"A baby starts to grow when an egg and sperm meet and join together. They do this inside the mother's body. The way the sperm get to the egg is through the mother's vagina. The mother and father cuddle each other very close. The father's penis gets stiffer and fits comfortably inside the mother's vagina. This is called making love or having sex".
R* decided to mention this the other day in the car while we were driving off to buy some groceries. Our reaction was just "Ummmmm. Yes, yes. That's right." while exchanging bewildered glances. R* then confesses that she has been reading and re-reading this section on "Where do babies come from" VERY carefully.
On subsequent inspection, the book does seem to be quite thorough and well illustrated. Time to hide our old copy of "The Joy of Sex"! Glad she thinks the idea is rather gross.
Tuesday, 18 March 2003

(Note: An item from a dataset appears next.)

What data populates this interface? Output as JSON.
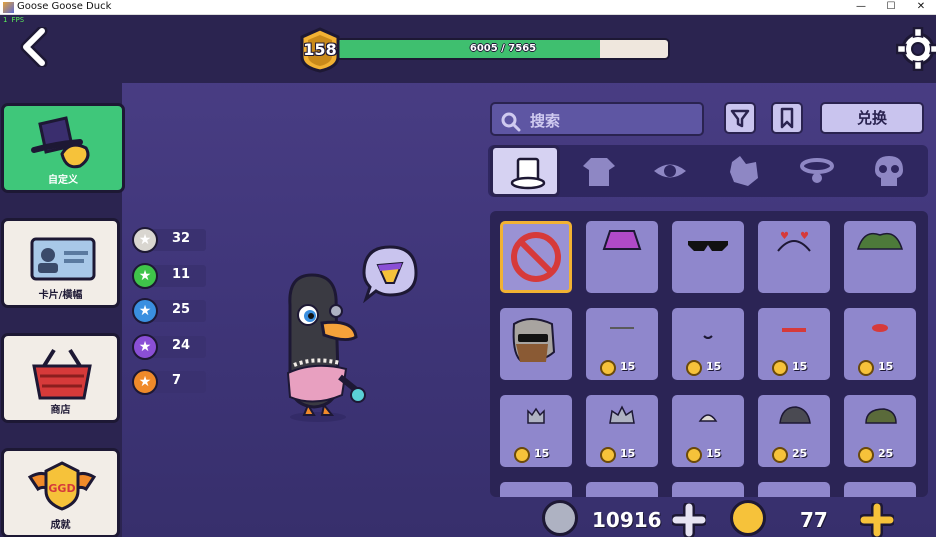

Out the door by 7:30am and trekked to Canary Wharf by car, train, tube, train and then walking. Took over two hours. Then a tedious visit at a customer followed by the same long trek home getting back after 8:00pm. That kind of commuting can really suck the life force out of you and reminds me of one of the reasons I want to get out of consulting. I've got the same gig tomorrow *sigh*.
The only good thing I'll say for commuting is that it gives you a kind of think time. You can essentially zone out while your body finds the way there. Driving can be especially hypnotic that way. From the looks of it, I don't think I'm alone in zombie commuting.
Monday, 17 March 2003
I did it today. After working at Microsoft for twelve years, I sat down together with my manager, Ken, and a latte (small with one sugar) this morning and announced that I had decided to leave Microsoft.
The decision was a long time in the making and I'll probably try and explain some it at some point in this weblog but not today. Today I just want to mark this event and to do that I thought I'd start blogging. So welcome to my blog.
I'm feeling calm and optimistic after pondering this change for so long. It feels like the start of a new journey and one for which I don't have a map. But I can also feel some growing excitement as I think through some of the options.
But tomorrow I'm still working. I'm off to visit a bank at Canary Wharf that has some system performance problems.